For the second straight season, the Arizona Diamondbacks will be sending one of their prized southpaws to the All-Star Game.
On Saturday, Major League Baseball released its official All-Star selections, selecting pitcher Patrick Corbin and first baseman Paul Goldschmidt to represent the Diamondbacks for the National League side.
Last season, the Diamondbacks’ lone All-Star representative was rookie Wade Miley.
Like Miley in 2012, Corbin’s selection to the team was unforeseen at the outset of the season. Miley was the last player to make the Diamondbacks’ Opening Day roster in his All-Star year, slated as the team’s long reliever. Corbin had to survive, and win, a No. 5 starter gauntlet during spring training — earning the spot over teammates Tyler Skaggs and Randall Delgado — just to make the major league roster.
When Diamondbacks pitchers and catchers reported to Salt River Fields, the 23-year-old Corbin was widely considered the underdog in the competition for the last spot in the starting rotation; Skaggs was seen as the favorite.
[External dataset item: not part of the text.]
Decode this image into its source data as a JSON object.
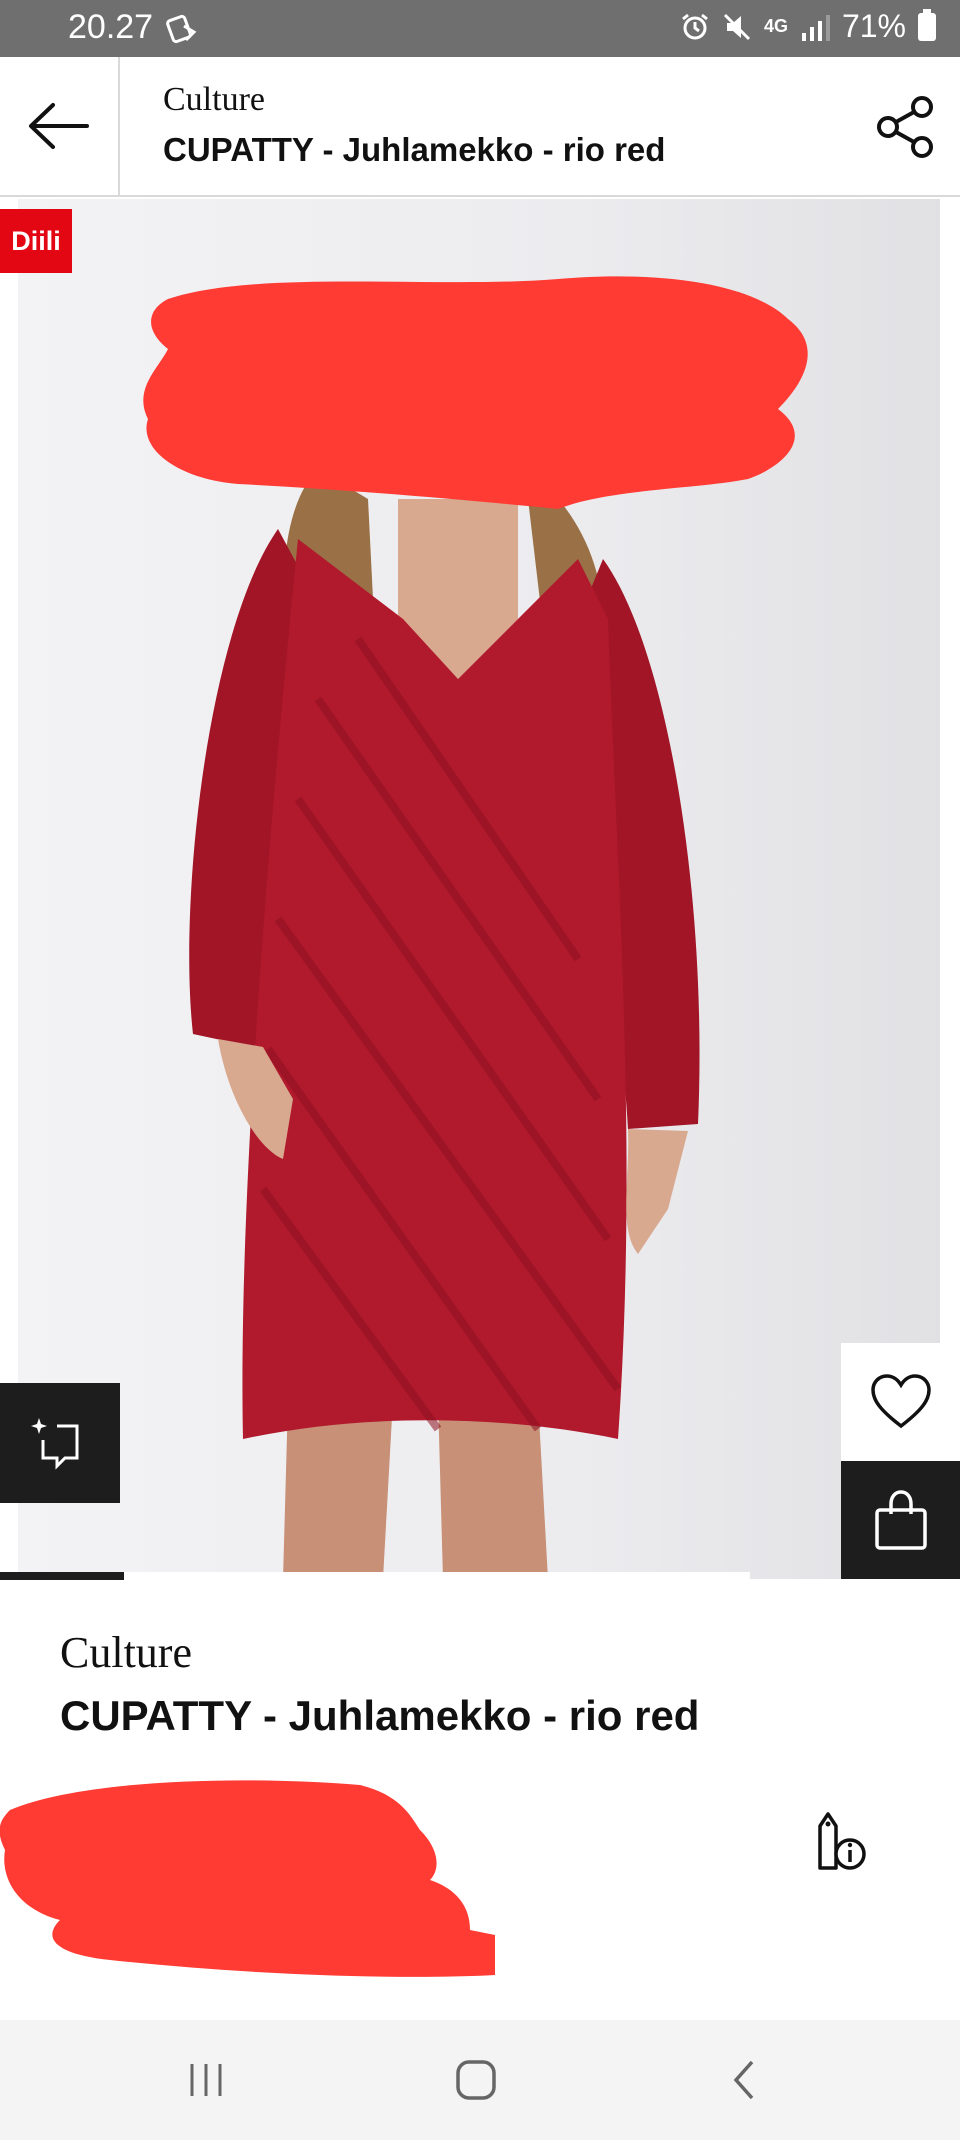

But the left-hander maneuvered his way through the Cactus League, and April, May and June of the regular season, without losing a start.
Now he’ll be representing the team whose roster he fought to make in MLB’s exhibition of its best talent.
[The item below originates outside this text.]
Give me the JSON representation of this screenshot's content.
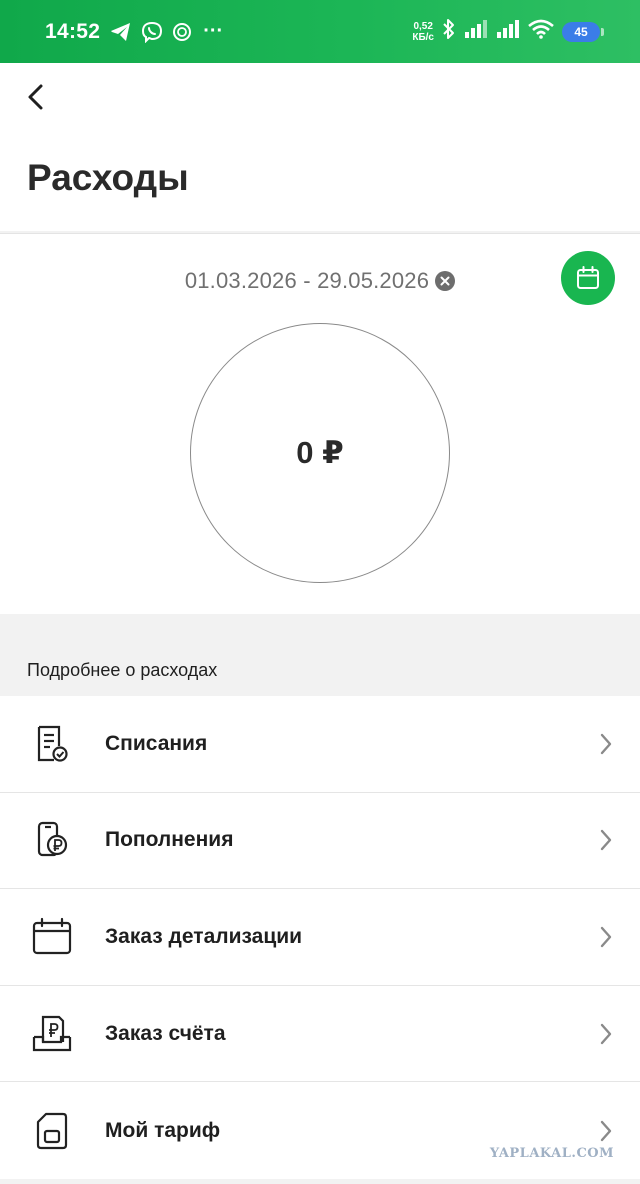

“I just wanted to get off to a hot start wherever I went (to start the season),” Corbin said when reflecting on his season’s journey thus far. “Fortunately I made the team out of spring training, got off to a good start and kept it going.”
Corbin was undefeated until his second to last start, on July 2, which was ironically at Citi Field — the site of this season’s Midsummer Classic. Also, until then, the Diamondbacks had lost just one of Corbin’s previous 16 starts.
The unexpected progression of Corbin’s season elicits memories of Miley’s emergence last season.
Despite only making the Diamondbacks’ 25-man roster because of an injury to reliever Takashi Saito, Miley was 6-1 with a 2.41 ERA by the end of May. And his first half wasn’t a bout of isolated magic. The southpaw finished the season as the runner-up for NL Rookie of the Year, with the Washington Nationals’ Bryce Harper taking the honors.
Corbin is on a similar trajectory, though he lost his rookie status last season, pitching 107 innings for the Diamondbacks in a handful of big league stints.
While he said he grew up watching All-Star Games, Corbin never imagined, even dreamed, he’d one day be playing in one.
“I never thought in a million years I’d be an All-Star, or even play professional baseball,” he said.
Indeed, he was projected by most to start his season in Reno and by none to be in New York at the season’s break, but on July 16, Patrick Corbin will be in his home state among baseball’s brightest stars.